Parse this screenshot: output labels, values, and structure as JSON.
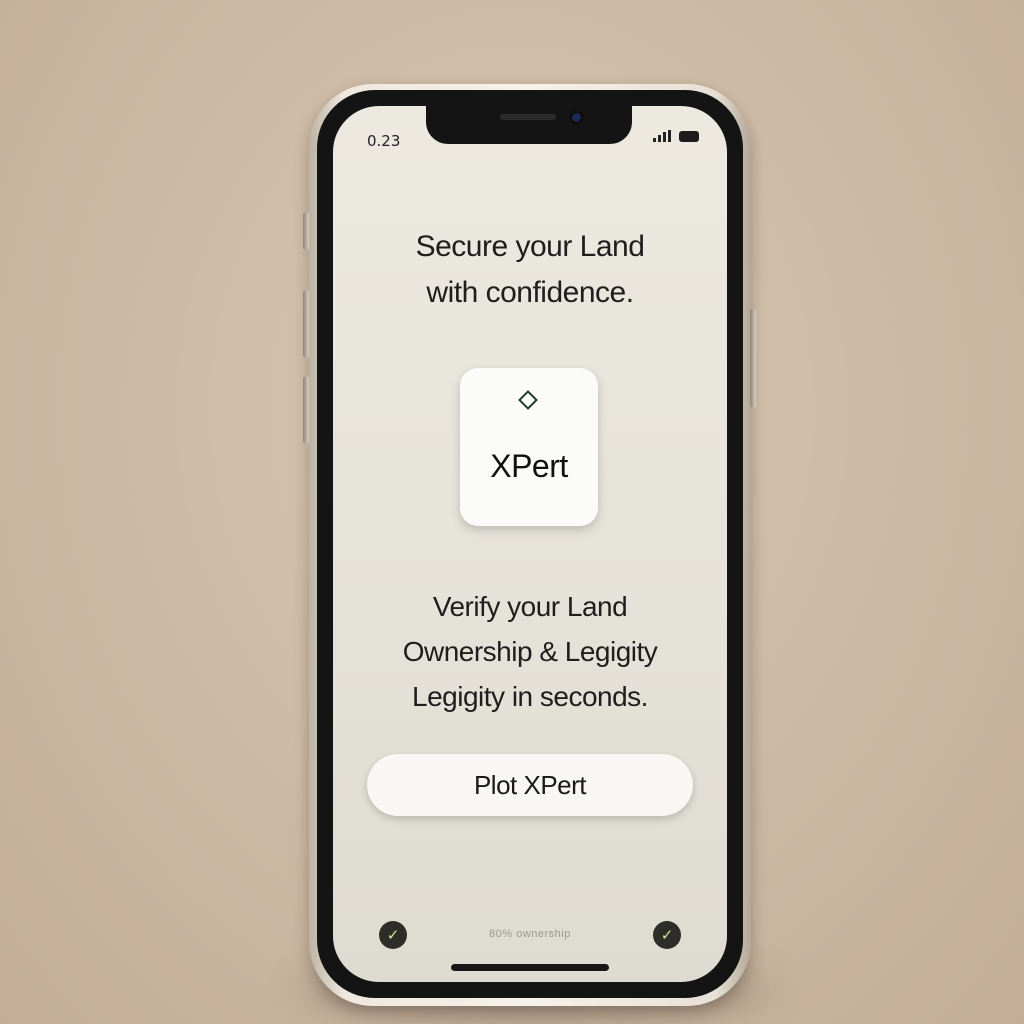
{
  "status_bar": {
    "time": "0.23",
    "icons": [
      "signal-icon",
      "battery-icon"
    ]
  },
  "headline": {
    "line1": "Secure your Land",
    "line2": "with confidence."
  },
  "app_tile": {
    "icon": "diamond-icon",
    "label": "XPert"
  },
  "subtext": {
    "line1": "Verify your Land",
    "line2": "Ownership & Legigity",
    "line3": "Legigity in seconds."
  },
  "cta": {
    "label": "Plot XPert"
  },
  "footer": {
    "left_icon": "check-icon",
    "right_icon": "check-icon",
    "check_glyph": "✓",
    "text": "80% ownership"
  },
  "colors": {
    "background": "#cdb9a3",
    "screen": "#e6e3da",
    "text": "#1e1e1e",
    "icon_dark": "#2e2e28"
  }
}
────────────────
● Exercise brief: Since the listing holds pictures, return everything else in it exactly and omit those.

● Answer to the problem:
Parse this screenshot: output labels, values, and structure as JSON.
{
  "status_bar": {
    "time": "0.23",
    "icons": [
      "signal-icon",
      "battery-icon"
    ]
  },
  "headline": {
    "line1": "Secure your Land",
    "line2": "with confidence."
  },
  "app_tile": {
    "icon": "diamond-icon",
    "label": "XPert"
  },
  "subtext": {
    "line1": "Verify your Land",
    "line2": "Ownership & Legigity",
    "line3": "Legigity in seconds."
  },
  "cta": {
    "label": "Plot XPert"
  },
  "footer": {
    "left_icon": "check-icon",
    "right_icon": "check-icon",
    "check_glyph": "✓",
    "text": "80% ownership"
  },
  "colors": {
    "background": "#cdb9a3",
    "screen": "#e6e3da",
    "text": "#1e1e1e",
    "icon_dark": "#2e2e28"
  }
}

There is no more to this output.